One of the most illuminating sets of articles is on "Russian-Iranian Cooperation." Although Russia and Iran are commonly viewed in the West as allies, the articles in this section express a generally negative Russian view of Iran. In an April 2016 article published in Kommersant, for example, Sergei Strokan and Maksim Yusin noted several differences in Russian and Iranian policy. These included Moscow's emphasis on preserving the Syrian state, and not necessarily Assad's rule, compared to Tehran's aim "to keep President Assad and his inner circle in power." They conclude that this has resulted in key Syrian leaders "paying more attention to Tehran than to Moscow" (p. 192). Stroken and Yusin also portrayed Iran as unwilling to compromise in oil-producing-country efforts to restrict production in order to support prices. In addition, Fyodor Lukyanov (one of the most prominent Russian foreign-policy experts in Moscow) stated bluntly, "Russia and Iran are not allies," and that "there is no single and unequivocally positive view of Moscow in Iranian expert and political circles" (p. 205). Russians, then, see the Russian-Iranian relationship as complex and difficult.
Russian authors express genuine confusion about U.S. policy in Syria. They saw the Obama administration and now see the Trump administration as wanting to avoid getting involved in another quagmire. Sometimes, though, the United States undertakes military actions there suggesting it has changed its mind, but then does not follow these up. Yet, while the United States is generally seen as making matters more difficult for Russia in Syria, it is not seen as an implacable opponent there either.

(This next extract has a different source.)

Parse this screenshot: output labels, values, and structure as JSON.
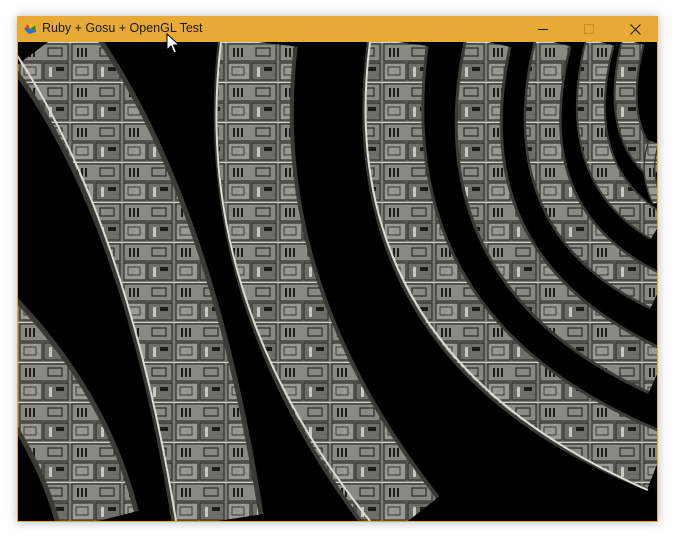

The articles presented in the book are divided into 16 different subject sections, each of which begins with a thorough summary of its highlights. There are also 67 useful notes at the end adding context to various points made in the Russian articles. A welcome addition to the book is that it has an index — something that The Current Digest of the Russian Press does not have. This is a sore point for those of us who remember the excellent quarterly and annual indexes that its predecessors, The Current Digest of the Soviet Press and The Current Digest of the Post-Soviet Press, used to publish before the latter was taken over by East View Press.
In addition to the main index, there is also a newspaper and author index. This, however, is organized by publication followed by the authors whose articles appeared in it. But some of the authors' articles were published in more than one place, and so are listed separately. It would have been more helpful to have an index that listed authors once alphabetically with references to all of their publications included in the one entry.
Overall, though, this volume performs an important service in making the diversity of Russian press coverage on the war in Syria available in English. While there are those in the West who think that Moscow has basically won that war, what this collection shows is that Russian observers see the Syrian conflict as extremely complex and filled with perils for Russia. With the conflict in Syria likely to continue, there will undoubtedly be enough material for a sequel to this volume — something East View Press should definitely publish.